* _WHAT THE EXERCISE ASKS_:
In the entries that follow, find every line containing "Internuclear" and copy it.

Records from a data source
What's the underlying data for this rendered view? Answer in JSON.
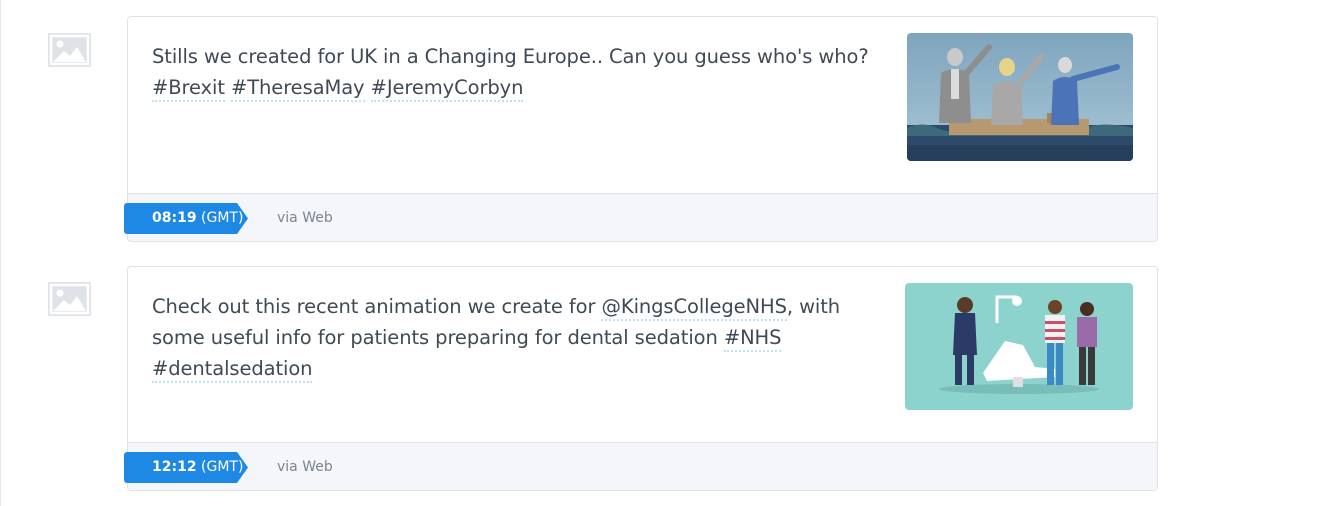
{
  "tweets": [
    {
      "text_parts": [
        {
          "type": "text",
          "value": "Stills we created for UK in a Changing Europe.. Can you guess who's who? "
        },
        {
          "type": "tag",
          "value": "#Brexit"
        },
        {
          "type": "text",
          "value": " "
        },
        {
          "type": "tag",
          "value": "#TheresaMay"
        },
        {
          "type": "text",
          "value": " "
        },
        {
          "type": "tag",
          "value": "#JeremyCorbyn"
        }
      ],
      "time": "08:19",
      "timezone": "(GMT)",
      "via": "via Web",
      "thumbnail_icon": "politicians-illustration-image"
    },
    {
      "text_parts": [
        {
          "type": "text",
          "value": "Check out this recent animation we create for "
        },
        {
          "type": "tag",
          "value": "@KingsCollegeNHS"
        },
        {
          "type": "text",
          "value": ", with some useful info for patients preparing for dental sedation "
        },
        {
          "type": "tag",
          "value": "#NHS"
        },
        {
          "type": "text",
          "value": " "
        },
        {
          "type": "tag",
          "value": "#dentalsedation"
        }
      ],
      "time": "12:12",
      "timezone": "(GMT)",
      "via": "via Web",
      "thumbnail_icon": "dental-clinic-illustration-image"
    }
  ],
  "colors": {
    "badge": "#1e88e5",
    "footer_bg": "#f4f6f9",
    "tag_underline": "#bfe3f0",
    "text": "#3f4a55"
  }
}
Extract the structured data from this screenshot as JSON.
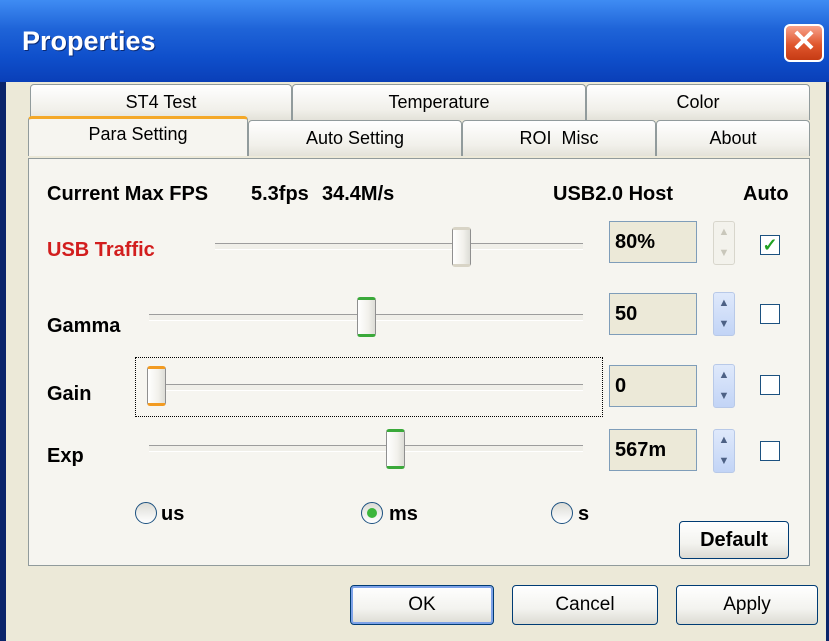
{
  "window": {
    "title": "Properties",
    "close_label": "✕"
  },
  "tabs": {
    "row1": [
      "ST4 Test",
      "Temperature",
      "Color"
    ],
    "row2": [
      "Para Setting",
      "Auto Setting",
      "ROI  Misc",
      "About"
    ]
  },
  "panel": {
    "max_fps_label": "Current Max FPS",
    "fps_value": "5.3fps",
    "bandwidth_value": "34.4M/s",
    "host_label": "USB2.0 Host",
    "auto_header": "Auto",
    "rows": [
      {
        "label": "USB Traffic",
        "value": "80%",
        "slider_level": 0.68,
        "auto_checked": true,
        "spin_enabled": false
      },
      {
        "label": "Gamma",
        "value": "50",
        "slider_level": 0.5,
        "auto_checked": false,
        "spin_enabled": true
      },
      {
        "label": "Gain",
        "value": "0",
        "slider_level": 0.0,
        "auto_checked": false,
        "spin_enabled": true
      },
      {
        "label": "Exp",
        "value": "567m",
        "slider_level": 0.57,
        "auto_checked": false,
        "spin_enabled": true
      }
    ],
    "units": [
      {
        "label": "us",
        "selected": false
      },
      {
        "label": "ms",
        "selected": true
      },
      {
        "label": "s",
        "selected": false
      }
    ],
    "default_button": "Default",
    "check_mark": "✓",
    "spin_up": "▲",
    "spin_down": "▼"
  },
  "buttons": {
    "ok": "OK",
    "cancel": "Cancel",
    "apply": "Apply"
  },
  "colors": {
    "title_bar": "#1f64d8",
    "usb_traffic_label": "#d21e1e",
    "check_green": "#21a121",
    "thumb_green": "#3aa93a",
    "thumb_orange": "#f29b22"
  }
}
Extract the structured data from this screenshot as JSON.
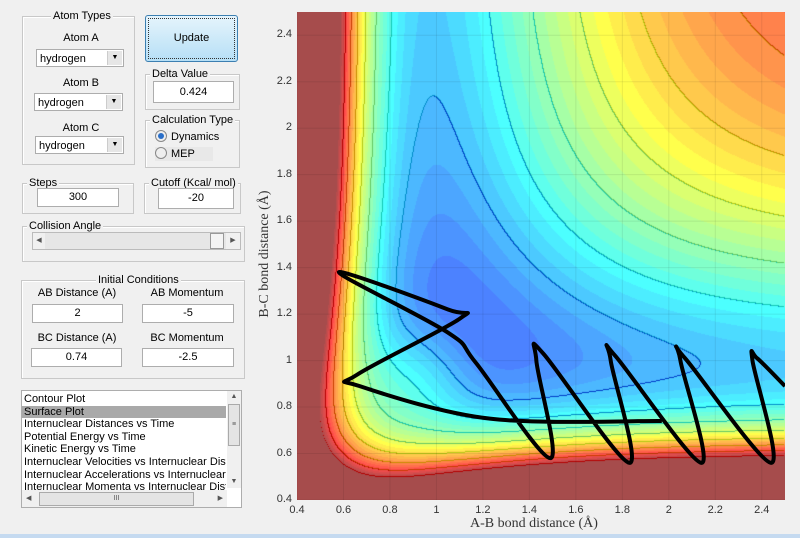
{
  "atom_types": {
    "title": "Atom Types",
    "atoms": [
      {
        "label": "Atom A",
        "value": "hydrogen"
      },
      {
        "label": "Atom B",
        "value": "hydrogen"
      },
      {
        "label": "Atom C",
        "value": "hydrogen"
      }
    ]
  },
  "update_label": "Update",
  "delta": {
    "title": "Delta Value",
    "value": "0.424"
  },
  "calc_type": {
    "title": "Calculation Type",
    "options": [
      "Dynamics",
      "MEP"
    ],
    "selected": "Dynamics"
  },
  "steps": {
    "title": "Steps",
    "value": "300"
  },
  "cutoff": {
    "title": "Cutoff (Kcal/ mol)",
    "value": "-20"
  },
  "collision_angle": {
    "title": "Collision Angle",
    "slider_position": 1.0
  },
  "initial": {
    "title": "Initial Conditions",
    "ab_dist_label": "AB Distance (A)",
    "ab_dist": "2",
    "ab_mom_label": "AB Momentum",
    "ab_mom": "-5",
    "bc_dist_label": "BC Distance (A)",
    "bc_dist": "0.74",
    "bc_mom_label": "BC Momentum",
    "bc_mom": "-2.5"
  },
  "plot_list": {
    "items": [
      "Contour Plot",
      "Surface Plot",
      "Internuclear Distances vs Time",
      "Potential Energy vs Time",
      "Kinetic Energy vs Time",
      "Internuclear Velocities vs Internuclear Distance",
      "Internuclear Accelerations vs Internuclear Distance",
      "Internuclear Momenta vs Internuclear Distance"
    ],
    "selected": "Surface Plot"
  },
  "chart_data": {
    "type": "heatmap",
    "xlabel": "A-B bond distance (Å)",
    "ylabel": "B-C bond distance (Å)",
    "xlim": [
      0.4,
      2.5
    ],
    "ylim": [
      0.4,
      2.5
    ],
    "xticks": [
      "0.4",
      "0.6",
      "0.8",
      "1",
      "1.2",
      "1.4",
      "1.6",
      "1.8",
      "2",
      "2.2",
      "2.4"
    ],
    "yticks": [
      "0.4",
      "0.6",
      "0.8",
      "1",
      "1.2",
      "1.4",
      "1.6",
      "1.8",
      "2",
      "2.2",
      "2.4"
    ],
    "colormap": "jet",
    "grid": true,
    "trajectory": [
      [
        1.97,
        0.74
      ],
      [
        1.23,
        0.75
      ],
      [
        0.67,
        0.89
      ],
      [
        0.66,
        0.94
      ],
      [
        1.1,
        1.18
      ],
      [
        1.05,
        1.22
      ],
      [
        0.58,
        1.38
      ],
      [
        1.05,
        1.12
      ],
      [
        1.17,
        0.99
      ],
      [
        1.49,
        0.58
      ],
      [
        1.43,
        1.0
      ],
      [
        1.46,
        1.03
      ],
      [
        1.83,
        0.56
      ],
      [
        1.75,
        1.0
      ],
      [
        1.77,
        1.02
      ],
      [
        2.14,
        0.56
      ],
      [
        2.05,
        1.0
      ],
      [
        2.07,
        1.01
      ],
      [
        2.44,
        0.56
      ],
      [
        2.36,
        1.0
      ],
      [
        2.38,
        1.01
      ],
      [
        2.5,
        0.89
      ]
    ]
  }
}
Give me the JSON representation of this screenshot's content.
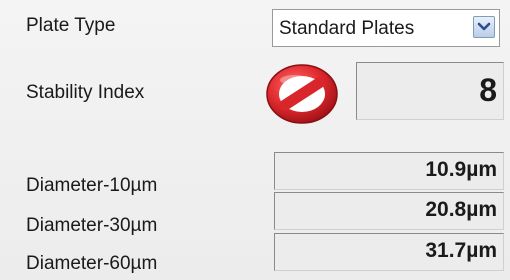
{
  "plate_type": {
    "label": "Plate Type",
    "selected": "Standard Plates"
  },
  "stability": {
    "label": "Stability Index",
    "value": "8",
    "icon": "no-entry-icon",
    "icon_color": "#d8262b"
  },
  "diameters": [
    {
      "label": "Diameter-10µm",
      "value": "10.9µm"
    },
    {
      "label": "Diameter-30µm",
      "value": "20.8µm"
    },
    {
      "label": "Diameter-60µm",
      "value": "31.7µm"
    }
  ]
}
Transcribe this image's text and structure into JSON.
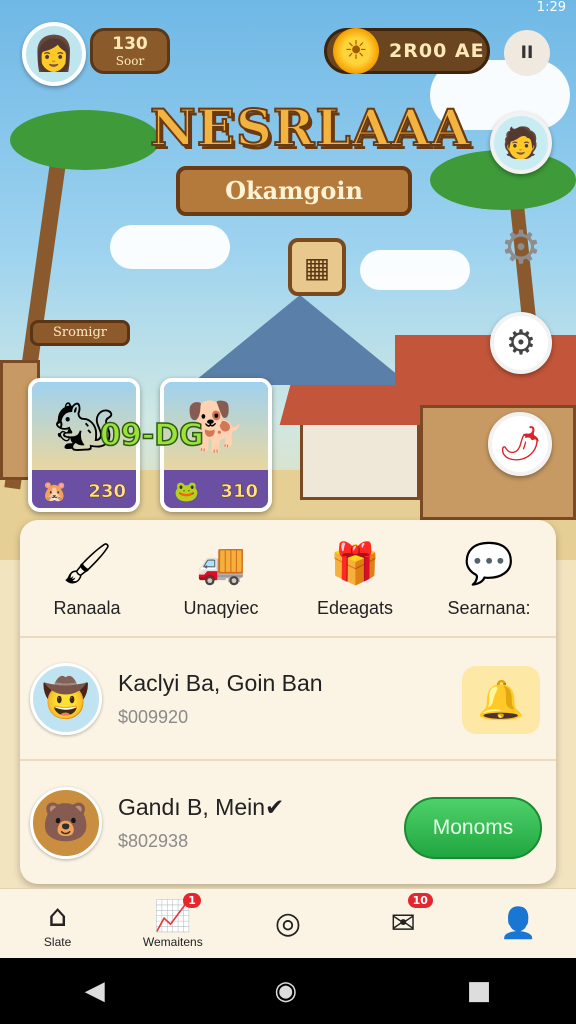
{
  "status_bar": {
    "time": "1:29"
  },
  "hud": {
    "avatar_icon": "player-avatar-icon",
    "level_value": "130",
    "level_caption": "Soor",
    "coins_value": "2R00 AE",
    "pause_label": "II"
  },
  "title": {
    "main": "NESRLAAA",
    "subtitle": "Okamgoin"
  },
  "sign": {
    "text": "Sromigr"
  },
  "items": [
    {
      "badge": "09-DG",
      "price": "230"
    },
    {
      "price": "310"
    }
  ],
  "actions": [
    {
      "label": "Ranaala",
      "icon": "brush-icon"
    },
    {
      "label": "Unaqyiec",
      "icon": "truck-icon"
    },
    {
      "label": "Edeagats",
      "icon": "gift-box-icon"
    },
    {
      "label": "Searnana:",
      "icon": "person-chat-icon"
    }
  ],
  "rows": [
    {
      "name": "Kaclyi Ba, Goin Ban",
      "amount": "$009920",
      "button": "bell-icon"
    },
    {
      "name": "Gandı B, Mein✔",
      "amount": "$802938",
      "button_label": "Monoms"
    }
  ],
  "nav": [
    {
      "label": "Slate",
      "icon": "home-icon"
    },
    {
      "label": "Wemaitens",
      "icon": "chart-icon",
      "badge": "1"
    },
    {
      "label": "",
      "icon": "target-icon"
    },
    {
      "label": "",
      "icon": "mail-icon",
      "badge": "10"
    },
    {
      "label": "",
      "icon": "profile-icon"
    }
  ],
  "colors": {
    "accent_green": "#20a640",
    "title_orange": "#f3b341",
    "wood": "#8b5a2b",
    "badge_red": "#e5262d"
  }
}
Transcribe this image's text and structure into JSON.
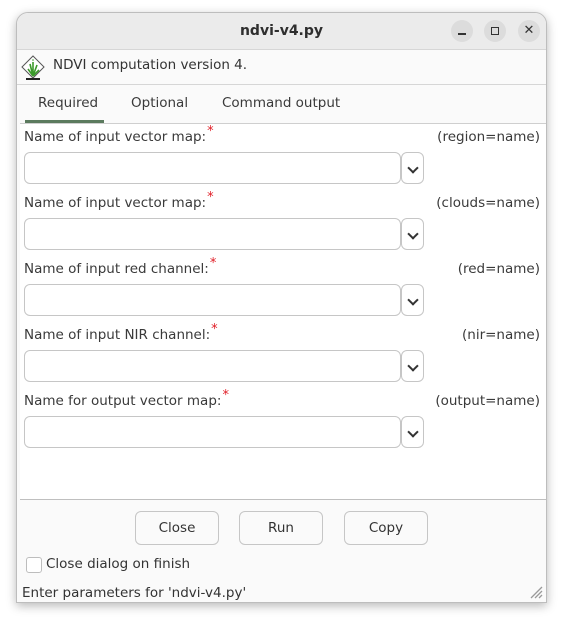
{
  "window": {
    "title": "ndvi-v4.py",
    "controls": {
      "minimize": "minimize",
      "maximize": "maximize",
      "close": "close"
    }
  },
  "header": {
    "icon": "grass-gis-icon",
    "description": "NDVI computation version 4."
  },
  "tabs": [
    {
      "label": "Required",
      "active": true
    },
    {
      "label": "Optional",
      "active": false
    },
    {
      "label": "Command output",
      "active": false
    }
  ],
  "fields": [
    {
      "label": "Name of input vector map:",
      "required_mark": "*",
      "param": "(region=name)",
      "value": ""
    },
    {
      "label": "Name of input vector map:",
      "required_mark": "*",
      "param": "(clouds=name)",
      "value": ""
    },
    {
      "label": "Name of input red channel:",
      "required_mark": "*",
      "param": "(red=name)",
      "value": ""
    },
    {
      "label": "Name of input NIR channel:",
      "required_mark": "*",
      "param": "(nir=name)",
      "value": ""
    },
    {
      "label": "Name for output vector map:",
      "required_mark": "*",
      "param": "(output=name)",
      "value": ""
    }
  ],
  "buttons": {
    "close": "Close",
    "run": "Run",
    "copy": "Copy"
  },
  "close_on_finish": {
    "label": "Close dialog on finish",
    "checked": false
  },
  "status_bar": {
    "text": "Enter parameters for 'ndvi-v4.py'"
  },
  "colors": {
    "accent_tab": "#5b7a5e",
    "required": "#e01b24"
  }
}
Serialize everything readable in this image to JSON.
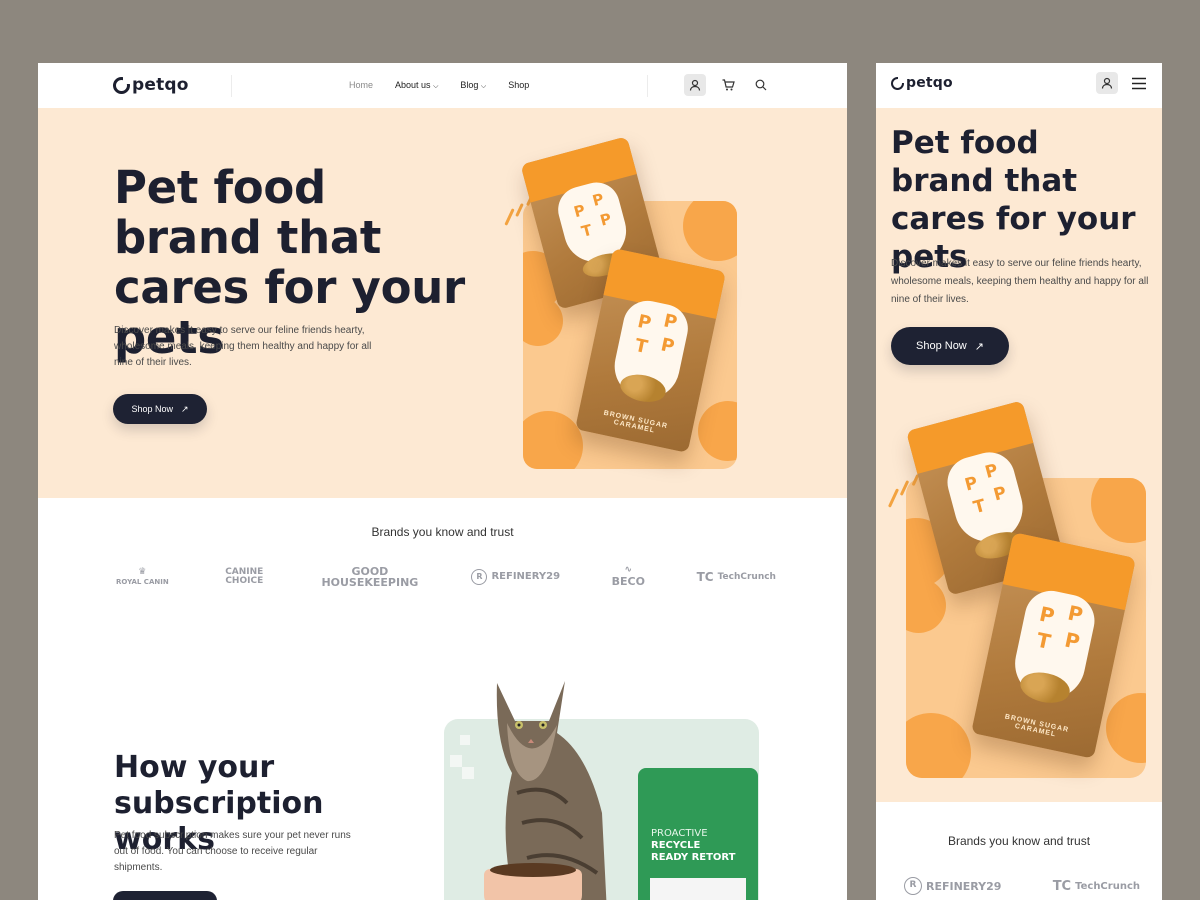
{
  "brand": {
    "name": "petqo"
  },
  "nav": {
    "links": [
      {
        "label": "Home"
      },
      {
        "label": "About us"
      },
      {
        "label": "Blog"
      },
      {
        "label": "Shop"
      }
    ],
    "icons": [
      "user-icon",
      "cart-icon",
      "search-icon"
    ]
  },
  "hero": {
    "title": "Pet food brand that cares for your pets",
    "description": "Discover makes it easy to serve our feline friends hearty, wholesome meals, keeping them healthy and happy for all nine of their lives.",
    "cta": "Shop Now",
    "product_text": "BROWN SUGAR CARAMEL",
    "product_letters": [
      "P",
      "P",
      "T",
      "P",
      "P",
      "P",
      "T",
      "P"
    ]
  },
  "brands": {
    "title": "Brands you know and trust",
    "items": [
      {
        "label": "ROYAL CANIN"
      },
      {
        "label": "CANINE CHOICE"
      },
      {
        "label": "GOOD HOUSEKEEPING"
      },
      {
        "label": "REFINERY29"
      },
      {
        "label": "BECO"
      },
      {
        "label": "TechCrunch"
      }
    ]
  },
  "subscription": {
    "title": "How your subscription works",
    "description": "Pet food subscription makes sure your pet never runs out of food. You can choose to receive regular shipments.",
    "product_lines": [
      "PROACTIVE",
      "RECYCLE",
      "READY RETORT"
    ]
  },
  "mobile": {
    "brands": [
      {
        "label": "REFINERY29"
      },
      {
        "label": "TechCrunch"
      }
    ]
  },
  "colors": {
    "background": "#8d877e",
    "hero_bg": "#fde9d3",
    "accent": "#f59a2a",
    "button": "#1e2233",
    "mint": "#dfece4",
    "green_bag": "#2f9a56"
  }
}
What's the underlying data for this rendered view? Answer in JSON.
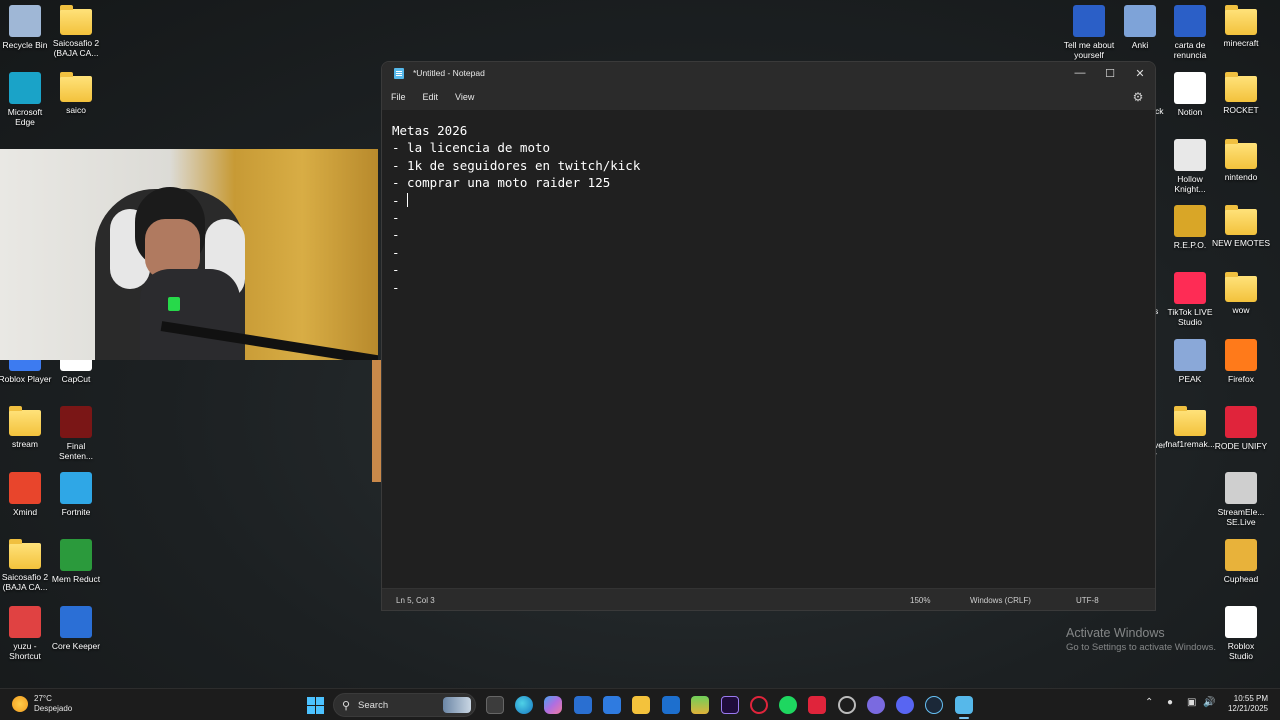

* _RESULT OF THE TASK_:
      "Internuclear Distances vs Time",
      "Internuclear Velocities vs Internuclear Distance",
      "Internuclear Accelerations vs Internuclear Distance",
      "Internuclear Momenta vs Internuclear Distance"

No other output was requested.